Guernica: Painting the End of the World (The Landmark Library) (Paperback)
A brilliant, concise account of the painting often described as the most important work of art produced in the twentieth century, as part of the stunning Landmark Library series.
Pablo Picasso had already accepted a commission to create a work for the Spanish Republican Pavilion in 1937 when news arrived of the bombing of the undefended Basque town of Gernika.
James Attlee offers an illuminating account of the genesis, creation and complex afterlife of Picasso's Guernica. He explores the historical and cultural context from which the painting sprang and the meanings it accrued during its travels across Europe and the Americas, as well as its influence on artists both living and dead. Finally, he argues for its continuing importance as a warning of what happens when the forces of darkness go unchallenged.
About the Author
James Attlee worked in art publishing for 25 years and then as editor-at-large for Chicago University Press. He is the author of the acclaimed Isolarion: A Different Oxford Journey; Nocturne: A Journey in Search of Moonlight; and Station to Station.
'An impressive overview ... Succeeds in showing how influential Guernica has been, and how it continues to be used as a reference point in political and military conflicts of today' Sunday Times
'Attlee digs up rich examples of the debate and devotion that invariably attended the paining ... Guernica literature abounds; but this book is a worthwhile addition' Spectator
'[Guernica], which is clearly written and beautifully produced, both updates the tale and adds something fresh to the mix ... Attlee's book helps you appreciate [Guernica's] daring and resonance' Literary Review

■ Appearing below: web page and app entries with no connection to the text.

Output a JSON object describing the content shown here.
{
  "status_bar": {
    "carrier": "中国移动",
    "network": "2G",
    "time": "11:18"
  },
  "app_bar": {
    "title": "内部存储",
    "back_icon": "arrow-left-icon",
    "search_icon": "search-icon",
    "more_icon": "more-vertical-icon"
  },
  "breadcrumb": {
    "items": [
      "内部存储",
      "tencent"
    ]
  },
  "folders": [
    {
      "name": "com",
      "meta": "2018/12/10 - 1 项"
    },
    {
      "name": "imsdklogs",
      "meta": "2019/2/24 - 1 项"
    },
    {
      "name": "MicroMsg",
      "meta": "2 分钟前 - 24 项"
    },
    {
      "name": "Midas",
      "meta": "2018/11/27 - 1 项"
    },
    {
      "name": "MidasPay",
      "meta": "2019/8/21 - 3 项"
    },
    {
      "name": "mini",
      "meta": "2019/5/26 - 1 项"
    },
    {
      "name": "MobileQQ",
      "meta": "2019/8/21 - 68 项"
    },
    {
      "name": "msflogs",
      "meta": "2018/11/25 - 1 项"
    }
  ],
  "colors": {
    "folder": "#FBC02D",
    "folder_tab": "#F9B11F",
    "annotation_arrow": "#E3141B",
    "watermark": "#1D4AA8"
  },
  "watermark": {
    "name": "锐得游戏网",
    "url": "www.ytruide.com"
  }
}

" Eccentric, rambling, charming . . . by turns erratic and spellbinding. Attlee is an entertaining writer, pulling off strange and daring leaps . . . thrilling. * New York Times Book Review on Nocturne